If you'd like some help in going to sleep at night, try thinking about how concurrency is controlled behind the scenes in SQL Server. No guarantees however: you may wake up in the middle of the night having nightmares about blocking and deadlocking. Seriously though, the real nightmare would be the opposite... uncontrolled concurrency = sheer chaos

Many ways exist to prevent or eliminate blocking: isolation levels, hints, sp_indexoption, transaction boundaries, order of processing etc etc. Aside from the classics, if you are fighting blocking and deadlocking, SQL Server 2005 has a few things to offer:

1. Snapshot Isolation Level and Database Snapshots: If the blocking is a certain types of reader/writer conflict these are great ways to go.

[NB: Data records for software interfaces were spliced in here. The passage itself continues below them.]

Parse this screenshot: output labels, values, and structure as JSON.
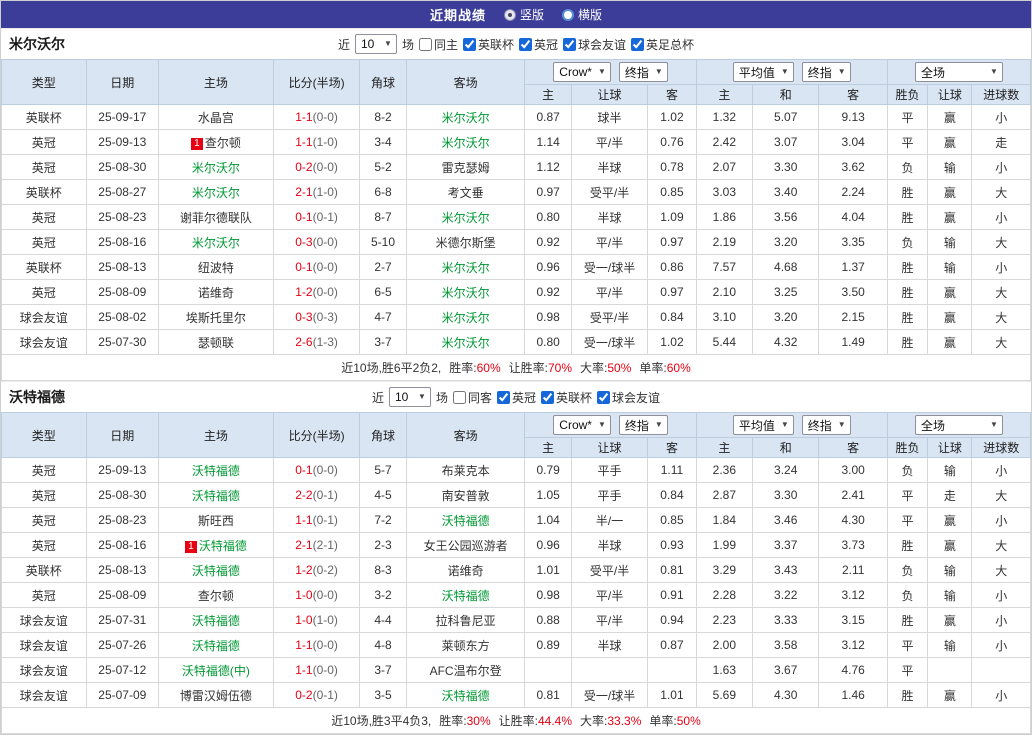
{
  "topbar": {
    "title": "近期战绩",
    "vertical_label": "竖版",
    "horizontal_label": "横版"
  },
  "columns": {
    "type": "类型",
    "date": "日期",
    "home": "主场",
    "score": "比分(半场)",
    "corner": "角球",
    "away": "客场",
    "asia_home": "主",
    "asia_line": "让球",
    "asia_away": "客",
    "euro_home": "主",
    "euro_draw": "和",
    "euro_away": "客",
    "result": "胜负",
    "handicap": "让球",
    "goals": "进球数"
  },
  "dropdowns": {
    "asia_source": "Crow*",
    "asia_mode": "终指",
    "euro_source": "平均值",
    "euro_mode": "终指",
    "goals_scope": "全场"
  },
  "sections": [
    {
      "team": "米尔沃尔",
      "near_label": "近",
      "games": "10",
      "games_suffix": "场",
      "same_label": "同主",
      "leagues": [
        "英联杯",
        "英冠",
        "球会友谊",
        "英足总杯"
      ],
      "rows": [
        {
          "type": "英联杯",
          "date": "25-09-17",
          "home": "水晶宫",
          "score": "1-1",
          "half": "(0-0)",
          "corner": "8-2",
          "away": "米尔沃尔",
          "away_focus": true,
          "ah_home": "0.87",
          "ah_line": "球半",
          "ah_away": "1.02",
          "eu_home": "1.32",
          "eu_draw": "5.07",
          "eu_away": "9.13",
          "result": "平",
          "hc": "赢",
          "goal": "小"
        },
        {
          "type": "英冠",
          "date": "25-09-13",
          "home": "查尔顿",
          "home_red": "1",
          "score": "1-1",
          "half": "(1-0)",
          "corner": "3-4",
          "away": "米尔沃尔",
          "away_focus": true,
          "ah_home": "1.14",
          "ah_line": "平/半",
          "ah_away": "0.76",
          "eu_home": "2.42",
          "eu_draw": "3.07",
          "eu_away": "3.04",
          "result": "平",
          "hc": "赢",
          "goal": "走"
        },
        {
          "type": "英冠",
          "date": "25-08-30",
          "home": "米尔沃尔",
          "home_focus": true,
          "score": "0-2",
          "half": "(0-0)",
          "corner": "5-2",
          "away": "雷克瑟姆",
          "ah_home": "1.12",
          "ah_line": "半球",
          "ah_away": "0.78",
          "eu_home": "2.07",
          "eu_draw": "3.30",
          "eu_away": "3.62",
          "result": "负",
          "hc": "输",
          "goal": "小"
        },
        {
          "type": "英联杯",
          "date": "25-08-27",
          "home": "米尔沃尔",
          "home_focus": true,
          "score": "2-1",
          "half": "(1-0)",
          "corner": "6-8",
          "away": "考文垂",
          "ah_home": "0.97",
          "ah_line": "受平/半",
          "ah_away": "0.85",
          "eu_home": "3.03",
          "eu_draw": "3.40",
          "eu_away": "2.24",
          "result": "胜",
          "hc": "赢",
          "goal": "大"
        },
        {
          "type": "英冠",
          "date": "25-08-23",
          "home": "谢菲尔德联队",
          "score": "0-1",
          "half": "(0-1)",
          "corner": "8-7",
          "away": "米尔沃尔",
          "away_focus": true,
          "ah_home": "0.80",
          "ah_line": "半球",
          "ah_away": "1.09",
          "eu_home": "1.86",
          "eu_draw": "3.56",
          "eu_away": "4.04",
          "result": "胜",
          "hc": "赢",
          "goal": "小"
        },
        {
          "type": "英冠",
          "date": "25-08-16",
          "home": "米尔沃尔",
          "home_focus": true,
          "score": "0-3",
          "half": "(0-0)",
          "corner": "5-10",
          "away": "米德尔斯堡",
          "ah_home": "0.92",
          "ah_line": "平/半",
          "ah_away": "0.97",
          "eu_home": "2.19",
          "eu_draw": "3.20",
          "eu_away": "3.35",
          "result": "负",
          "hc": "输",
          "goal": "大"
        },
        {
          "type": "英联杯",
          "date": "25-08-13",
          "home": "纽波特",
          "score": "0-1",
          "half": "(0-0)",
          "corner": "2-7",
          "away": "米尔沃尔",
          "away_focus": true,
          "ah_home": "0.96",
          "ah_line": "受一/球半",
          "ah_away": "0.86",
          "eu_home": "7.57",
          "eu_draw": "4.68",
          "eu_away": "1.37",
          "result": "胜",
          "hc": "输",
          "goal": "小"
        },
        {
          "type": "英冠",
          "date": "25-08-09",
          "home": "诺维奇",
          "score": "1-2",
          "half": "(0-0)",
          "corner": "6-5",
          "away": "米尔沃尔",
          "away_focus": true,
          "ah_home": "0.92",
          "ah_line": "平/半",
          "ah_away": "0.97",
          "eu_home": "2.10",
          "eu_draw": "3.25",
          "eu_away": "3.50",
          "result": "胜",
          "hc": "赢",
          "goal": "大"
        },
        {
          "type": "球会友谊",
          "date": "25-08-02",
          "home": "埃斯托里尔",
          "score": "0-3",
          "half": "(0-3)",
          "corner": "4-7",
          "away": "米尔沃尔",
          "away_focus": true,
          "ah_home": "0.98",
          "ah_line": "受平/半",
          "ah_away": "0.84",
          "eu_home": "3.10",
          "eu_draw": "3.20",
          "eu_away": "2.15",
          "result": "胜",
          "hc": "赢",
          "goal": "大"
        },
        {
          "type": "球会友谊",
          "date": "25-07-30",
          "home": "瑟顿联",
          "score": "2-6",
          "half": "(1-3)",
          "corner": "3-7",
          "away": "米尔沃尔",
          "away_focus": true,
          "ah_home": "0.80",
          "ah_line": "受一/球半",
          "ah_away": "1.02",
          "eu_home": "5.44",
          "eu_draw": "4.32",
          "eu_away": "1.49",
          "result": "胜",
          "hc": "赢",
          "goal": "大"
        }
      ],
      "summary": {
        "record": "近10场,胜6平2负2,",
        "rate_label": "胜率:",
        "rate": "60%",
        "hc_label": "让胜率:",
        "hc_rate": "70%",
        "big_label": "大率:",
        "big_rate": "50%",
        "single_label": "单率:",
        "single_rate": "60%"
      }
    },
    {
      "team": "沃特福德",
      "near_label": "近",
      "games": "10",
      "games_suffix": "场",
      "same_label": "同客",
      "leagues": [
        "英冠",
        "英联杯",
        "球会友谊"
      ],
      "rows": [
        {
          "type": "英冠",
          "date": "25-09-13",
          "home": "沃特福德",
          "home_focus": true,
          "score": "0-1",
          "half": "(0-0)",
          "corner": "5-7",
          "away": "布莱克本",
          "ah_home": "0.79",
          "ah_line": "平手",
          "ah_away": "1.11",
          "eu_home": "2.36",
          "eu_draw": "3.24",
          "eu_away": "3.00",
          "result": "负",
          "hc": "输",
          "goal": "小"
        },
        {
          "type": "英冠",
          "date": "25-08-30",
          "home": "沃特福德",
          "home_focus": true,
          "score": "2-2",
          "half": "(0-1)",
          "corner": "4-5",
          "away": "南安普敦",
          "ah_home": "1.05",
          "ah_line": "平手",
          "ah_away": "0.84",
          "eu_home": "2.87",
          "eu_draw": "3.30",
          "eu_away": "2.41",
          "result": "平",
          "hc": "走",
          "goal": "大"
        },
        {
          "type": "英冠",
          "date": "25-08-23",
          "home": "斯旺西",
          "score": "1-1",
          "half": "(0-1)",
          "corner": "7-2",
          "away": "沃特福德",
          "away_focus": true,
          "ah_home": "1.04",
          "ah_line": "半/一",
          "ah_away": "0.85",
          "eu_home": "1.84",
          "eu_draw": "3.46",
          "eu_away": "4.30",
          "result": "平",
          "hc": "赢",
          "goal": "小"
        },
        {
          "type": "英冠",
          "date": "25-08-16",
          "home": "沃特福德",
          "home_red": "1",
          "home_focus": true,
          "score": "2-1",
          "half": "(2-1)",
          "corner": "2-3",
          "away": "女王公园巡游者",
          "ah_home": "0.96",
          "ah_line": "半球",
          "ah_away": "0.93",
          "eu_home": "1.99",
          "eu_draw": "3.37",
          "eu_away": "3.73",
          "result": "胜",
          "hc": "赢",
          "goal": "大"
        },
        {
          "type": "英联杯",
          "date": "25-08-13",
          "home": "沃特福德",
          "home_focus": true,
          "score": "1-2",
          "half": "(0-2)",
          "corner": "8-3",
          "away": "诺维奇",
          "ah_home": "1.01",
          "ah_line": "受平/半",
          "ah_away": "0.81",
          "eu_home": "3.29",
          "eu_draw": "3.43",
          "eu_away": "2.11",
          "result": "负",
          "hc": "输",
          "goal": "大"
        },
        {
          "type": "英冠",
          "date": "25-08-09",
          "home": "查尔顿",
          "score": "1-0",
          "half": "(0-0)",
          "corner": "3-2",
          "away": "沃特福德",
          "away_focus": true,
          "ah_home": "0.98",
          "ah_line": "平/半",
          "ah_away": "0.91",
          "eu_home": "2.28",
          "eu_draw": "3.22",
          "eu_away": "3.12",
          "result": "负",
          "hc": "输",
          "goal": "小"
        },
        {
          "type": "球会友谊",
          "date": "25-07-31",
          "home": "沃特福德",
          "home_focus": true,
          "score": "1-0",
          "half": "(1-0)",
          "corner": "4-4",
          "away": "拉科鲁尼亚",
          "ah_home": "0.88",
          "ah_line": "平/半",
          "ah_away": "0.94",
          "eu_home": "2.23",
          "eu_draw": "3.33",
          "eu_away": "3.15",
          "result": "胜",
          "hc": "赢",
          "goal": "小"
        },
        {
          "type": "球会友谊",
          "date": "25-07-26",
          "home": "沃特福德",
          "home_focus": true,
          "score": "1-1",
          "half": "(0-0)",
          "corner": "4-8",
          "away": "莱顿东方",
          "ah_home": "0.89",
          "ah_line": "半球",
          "ah_away": "0.87",
          "eu_home": "2.00",
          "eu_draw": "3.58",
          "eu_away": "3.12",
          "result": "平",
          "hc": "输",
          "goal": "小"
        },
        {
          "type": "球会友谊",
          "date": "25-07-12",
          "home": "沃特福德(中)",
          "home_focus": true,
          "score": "1-1",
          "half": "(0-0)",
          "corner": "3-7",
          "away": "AFC温布尔登",
          "ah_home": "",
          "ah_line": "",
          "ah_away": "",
          "eu_home": "1.63",
          "eu_draw": "3.67",
          "eu_away": "4.76",
          "result": "平",
          "hc": "",
          "goal": ""
        },
        {
          "type": "球会友谊",
          "date": "25-07-09",
          "home": "博雷汉姆伍德",
          "score": "0-2",
          "half": "(0-1)",
          "corner": "3-5",
          "away": "沃特福德",
          "away_focus": true,
          "ah_home": "0.81",
          "ah_line": "受一/球半",
          "ah_away": "1.01",
          "eu_home": "5.69",
          "eu_draw": "4.30",
          "eu_away": "1.46",
          "result": "胜",
          "hc": "赢",
          "goal": "小"
        }
      ],
      "summary": {
        "record": "近10场,胜3平4负3,",
        "rate_label": "胜率:",
        "rate": "30%",
        "hc_label": "让胜率:",
        "hc_rate": "44.4%",
        "big_label": "大率:",
        "big_rate": "33.3%",
        "single_label": "单率:",
        "single_rate": "50%"
      }
    }
  ]
}
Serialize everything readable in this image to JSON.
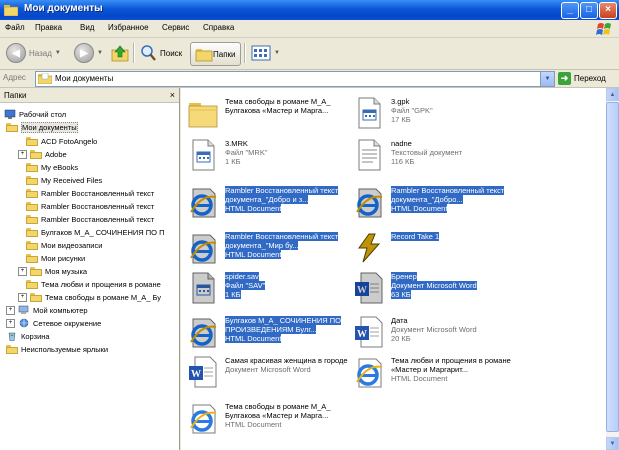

2. Asynchronous Statistics Calculation: If the blocking is due to stats getting recomputed, this will help.

3. Statement Level Recompile: If the blocking was due to large stored procedures recompiling, this will certainly help.

4. Service Broker: If you are suffering from long transactions. SB can help you break things up into smaller chunks.

5. Online Index Operations: If you were being blocked by maintenance tasks (index rebuilds, defrags etc) online index operations can help increase concurrency.

6. Table and Index Partitioning: If you were being blocked by large data imports or data purging activities, partitioning can help eliminate blocking on large data movements by reducing the need for moving data.

All of these should have good explanation in recent 2005 books online but if you cannot find something in there, let me know.

Wishing you days without new-kids-on-the block =p. Sorry couldn't resist.